From the listing below, return every line with the string "HEAT" in it.

<<<<

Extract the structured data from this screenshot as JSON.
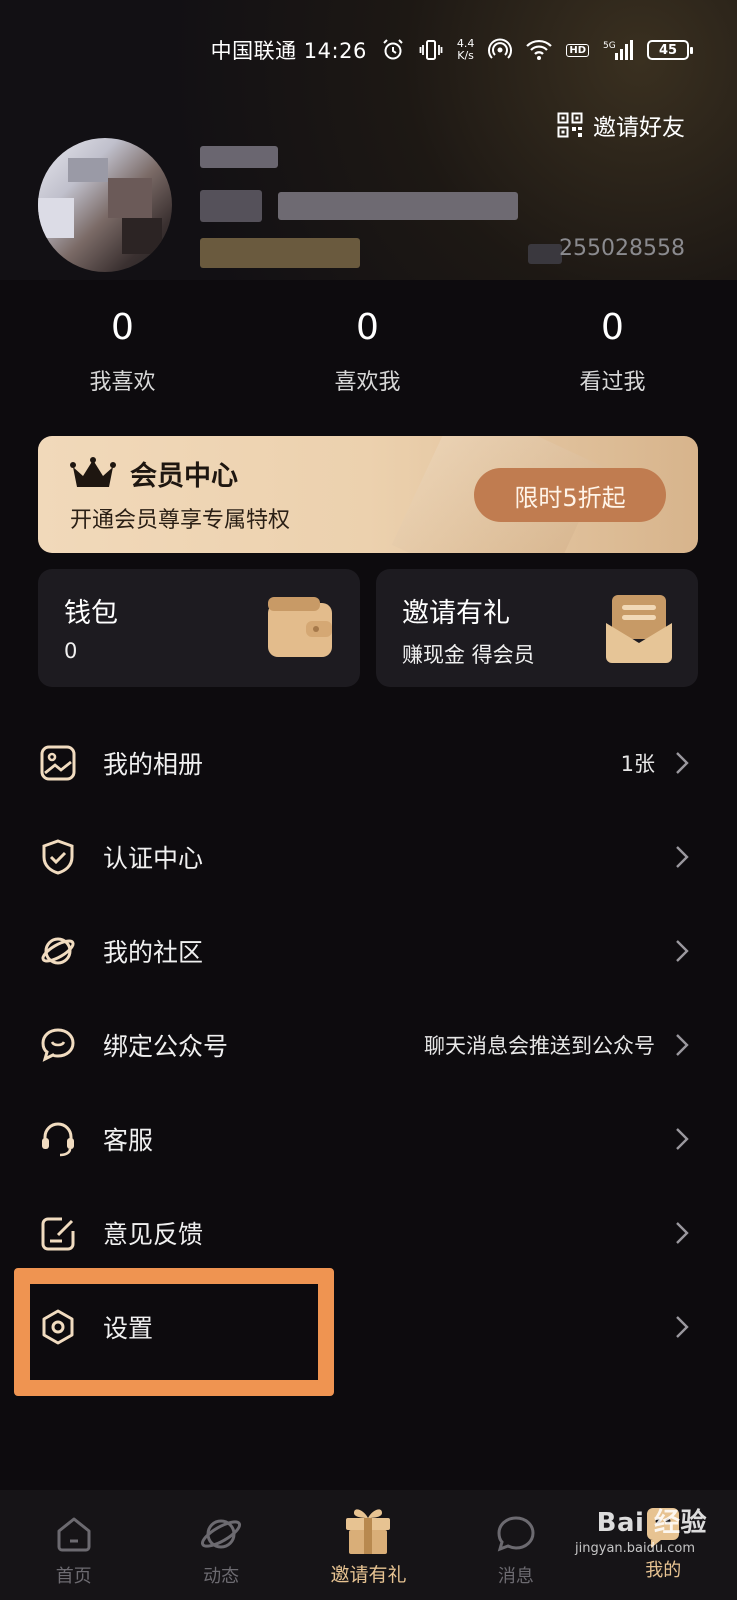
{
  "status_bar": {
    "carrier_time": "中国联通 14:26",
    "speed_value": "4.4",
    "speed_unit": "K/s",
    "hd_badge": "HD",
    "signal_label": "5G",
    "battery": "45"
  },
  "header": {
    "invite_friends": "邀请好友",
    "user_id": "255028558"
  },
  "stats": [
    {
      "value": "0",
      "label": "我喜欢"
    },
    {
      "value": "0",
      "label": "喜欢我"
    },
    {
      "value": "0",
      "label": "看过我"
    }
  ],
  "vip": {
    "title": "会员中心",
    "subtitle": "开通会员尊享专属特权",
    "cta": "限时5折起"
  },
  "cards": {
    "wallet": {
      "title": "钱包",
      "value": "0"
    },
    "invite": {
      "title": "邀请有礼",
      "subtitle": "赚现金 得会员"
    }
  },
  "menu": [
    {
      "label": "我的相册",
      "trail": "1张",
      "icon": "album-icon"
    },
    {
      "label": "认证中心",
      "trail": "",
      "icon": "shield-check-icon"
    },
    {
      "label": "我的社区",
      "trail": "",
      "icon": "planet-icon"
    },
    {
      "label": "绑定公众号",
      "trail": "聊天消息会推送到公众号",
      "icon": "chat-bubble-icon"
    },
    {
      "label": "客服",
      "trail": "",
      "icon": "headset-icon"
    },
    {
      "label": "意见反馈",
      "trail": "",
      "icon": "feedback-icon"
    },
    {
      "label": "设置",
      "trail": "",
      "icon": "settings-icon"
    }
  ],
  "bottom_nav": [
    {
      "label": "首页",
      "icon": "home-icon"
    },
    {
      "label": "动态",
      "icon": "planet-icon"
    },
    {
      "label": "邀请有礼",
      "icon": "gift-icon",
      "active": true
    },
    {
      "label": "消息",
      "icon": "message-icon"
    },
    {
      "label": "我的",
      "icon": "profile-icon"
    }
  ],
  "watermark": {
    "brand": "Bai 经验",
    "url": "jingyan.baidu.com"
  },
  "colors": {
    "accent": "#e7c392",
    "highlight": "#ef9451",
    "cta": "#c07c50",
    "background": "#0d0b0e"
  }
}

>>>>
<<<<

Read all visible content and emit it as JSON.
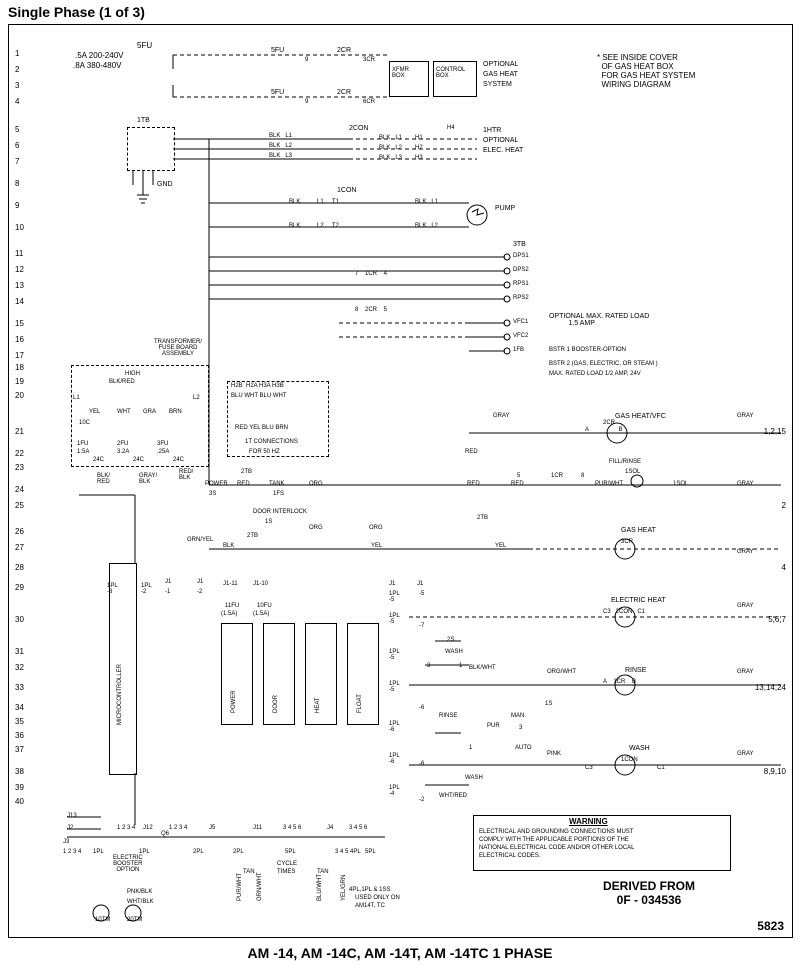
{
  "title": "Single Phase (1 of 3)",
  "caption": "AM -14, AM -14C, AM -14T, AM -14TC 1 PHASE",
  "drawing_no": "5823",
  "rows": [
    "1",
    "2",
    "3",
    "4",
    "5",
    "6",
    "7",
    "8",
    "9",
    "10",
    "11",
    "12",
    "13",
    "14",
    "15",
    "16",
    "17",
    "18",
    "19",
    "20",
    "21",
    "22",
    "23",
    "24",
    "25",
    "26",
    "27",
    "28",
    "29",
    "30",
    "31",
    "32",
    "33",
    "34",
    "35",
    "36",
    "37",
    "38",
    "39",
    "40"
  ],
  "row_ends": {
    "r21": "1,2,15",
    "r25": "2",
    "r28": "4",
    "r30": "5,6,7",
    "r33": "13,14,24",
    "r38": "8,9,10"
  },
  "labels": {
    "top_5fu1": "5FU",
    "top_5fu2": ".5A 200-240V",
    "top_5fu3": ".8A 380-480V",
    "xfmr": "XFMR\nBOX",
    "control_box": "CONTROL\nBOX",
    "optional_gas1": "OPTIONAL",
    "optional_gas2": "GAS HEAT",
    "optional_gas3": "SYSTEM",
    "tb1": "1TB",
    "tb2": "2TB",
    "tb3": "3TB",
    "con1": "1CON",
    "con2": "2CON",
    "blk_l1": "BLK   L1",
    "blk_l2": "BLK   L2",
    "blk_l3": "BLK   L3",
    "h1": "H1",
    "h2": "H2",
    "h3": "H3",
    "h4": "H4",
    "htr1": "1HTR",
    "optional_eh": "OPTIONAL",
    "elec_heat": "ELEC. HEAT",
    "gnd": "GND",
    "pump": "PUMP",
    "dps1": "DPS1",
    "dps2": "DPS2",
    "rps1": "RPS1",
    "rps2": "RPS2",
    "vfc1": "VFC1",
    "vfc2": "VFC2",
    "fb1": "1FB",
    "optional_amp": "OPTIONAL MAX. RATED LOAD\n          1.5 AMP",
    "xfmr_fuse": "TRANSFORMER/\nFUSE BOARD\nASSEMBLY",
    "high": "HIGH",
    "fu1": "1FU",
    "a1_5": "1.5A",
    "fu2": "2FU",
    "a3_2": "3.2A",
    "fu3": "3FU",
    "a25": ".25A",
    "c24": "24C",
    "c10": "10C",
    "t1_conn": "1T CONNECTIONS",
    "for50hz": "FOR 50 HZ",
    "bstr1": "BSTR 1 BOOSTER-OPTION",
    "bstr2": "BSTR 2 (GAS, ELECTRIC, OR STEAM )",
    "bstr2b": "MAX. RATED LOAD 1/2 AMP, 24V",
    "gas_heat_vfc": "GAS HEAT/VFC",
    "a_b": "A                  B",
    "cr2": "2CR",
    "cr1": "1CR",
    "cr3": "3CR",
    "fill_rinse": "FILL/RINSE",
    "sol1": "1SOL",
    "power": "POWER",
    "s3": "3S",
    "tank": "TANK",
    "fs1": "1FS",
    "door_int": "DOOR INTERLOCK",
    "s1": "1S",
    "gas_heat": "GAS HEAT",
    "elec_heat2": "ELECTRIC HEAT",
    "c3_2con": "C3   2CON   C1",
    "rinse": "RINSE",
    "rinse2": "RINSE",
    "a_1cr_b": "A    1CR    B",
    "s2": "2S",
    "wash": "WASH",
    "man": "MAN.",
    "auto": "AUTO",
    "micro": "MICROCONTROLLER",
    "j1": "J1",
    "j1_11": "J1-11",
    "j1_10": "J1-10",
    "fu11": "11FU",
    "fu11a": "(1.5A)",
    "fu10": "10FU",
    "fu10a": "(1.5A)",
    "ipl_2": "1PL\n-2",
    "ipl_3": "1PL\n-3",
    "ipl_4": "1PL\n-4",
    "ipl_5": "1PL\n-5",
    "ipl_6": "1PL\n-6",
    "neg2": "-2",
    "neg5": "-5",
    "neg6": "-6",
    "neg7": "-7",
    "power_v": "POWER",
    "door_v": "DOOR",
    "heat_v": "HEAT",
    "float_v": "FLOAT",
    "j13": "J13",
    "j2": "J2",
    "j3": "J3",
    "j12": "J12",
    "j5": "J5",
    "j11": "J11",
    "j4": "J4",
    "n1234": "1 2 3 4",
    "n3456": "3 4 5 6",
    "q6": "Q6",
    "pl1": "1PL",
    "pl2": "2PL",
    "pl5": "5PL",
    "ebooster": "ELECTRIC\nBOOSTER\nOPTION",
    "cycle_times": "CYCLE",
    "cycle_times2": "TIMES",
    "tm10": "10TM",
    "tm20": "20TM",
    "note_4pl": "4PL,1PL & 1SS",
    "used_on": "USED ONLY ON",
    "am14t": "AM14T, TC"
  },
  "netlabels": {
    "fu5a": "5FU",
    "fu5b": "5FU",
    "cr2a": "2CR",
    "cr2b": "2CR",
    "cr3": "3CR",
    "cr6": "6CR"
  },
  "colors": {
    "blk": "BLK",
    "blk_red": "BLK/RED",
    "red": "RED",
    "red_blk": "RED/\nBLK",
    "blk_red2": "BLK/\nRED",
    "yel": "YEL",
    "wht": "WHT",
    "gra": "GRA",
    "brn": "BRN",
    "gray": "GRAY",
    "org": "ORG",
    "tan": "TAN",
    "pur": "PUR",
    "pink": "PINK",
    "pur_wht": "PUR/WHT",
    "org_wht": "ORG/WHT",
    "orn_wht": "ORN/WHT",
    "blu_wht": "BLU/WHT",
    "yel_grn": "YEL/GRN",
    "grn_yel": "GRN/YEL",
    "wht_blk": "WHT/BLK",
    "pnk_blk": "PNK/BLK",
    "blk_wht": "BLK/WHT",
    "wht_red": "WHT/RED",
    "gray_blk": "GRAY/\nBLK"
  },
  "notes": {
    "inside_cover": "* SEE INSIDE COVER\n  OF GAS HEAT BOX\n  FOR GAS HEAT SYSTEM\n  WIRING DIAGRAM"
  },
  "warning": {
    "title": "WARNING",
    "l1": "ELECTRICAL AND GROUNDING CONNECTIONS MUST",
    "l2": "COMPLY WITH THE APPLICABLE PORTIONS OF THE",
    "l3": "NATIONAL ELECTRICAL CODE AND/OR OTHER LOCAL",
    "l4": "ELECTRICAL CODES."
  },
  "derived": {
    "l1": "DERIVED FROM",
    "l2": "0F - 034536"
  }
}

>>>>
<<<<

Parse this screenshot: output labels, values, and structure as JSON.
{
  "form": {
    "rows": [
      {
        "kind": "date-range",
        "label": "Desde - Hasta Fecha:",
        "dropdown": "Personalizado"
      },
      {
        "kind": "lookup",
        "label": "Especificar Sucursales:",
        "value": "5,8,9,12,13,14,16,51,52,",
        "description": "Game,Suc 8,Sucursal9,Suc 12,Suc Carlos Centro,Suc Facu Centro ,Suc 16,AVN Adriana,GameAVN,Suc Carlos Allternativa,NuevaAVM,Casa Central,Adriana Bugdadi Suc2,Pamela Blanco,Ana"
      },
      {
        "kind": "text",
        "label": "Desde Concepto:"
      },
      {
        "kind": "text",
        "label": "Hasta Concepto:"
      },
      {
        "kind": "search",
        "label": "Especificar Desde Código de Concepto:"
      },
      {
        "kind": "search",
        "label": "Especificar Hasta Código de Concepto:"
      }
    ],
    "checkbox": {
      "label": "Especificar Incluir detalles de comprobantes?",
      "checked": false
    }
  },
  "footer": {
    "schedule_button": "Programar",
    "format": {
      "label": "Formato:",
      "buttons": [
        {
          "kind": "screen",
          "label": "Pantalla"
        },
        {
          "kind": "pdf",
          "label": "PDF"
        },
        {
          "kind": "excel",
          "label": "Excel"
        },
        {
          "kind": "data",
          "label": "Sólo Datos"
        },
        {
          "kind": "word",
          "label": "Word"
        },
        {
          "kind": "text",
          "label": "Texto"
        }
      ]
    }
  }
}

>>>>

__Answer box__:
    "optional_gas2": "GAS HEAT",
    "elec_heat": "ELEC. HEAT",
    "gas_heat_vfc": "GAS HEAT/VFC",
    "gas_heat": "GAS HEAT",
    "elec_heat2": "ELECTRIC HEAT",
    "heat_v": "HEAT",
    "inside_cover": "* SEE INSIDE COVER\n  OF GAS HEAT BOX\n  FOR GAS HEAT SYSTEM\n  WIRING DIAGRAM"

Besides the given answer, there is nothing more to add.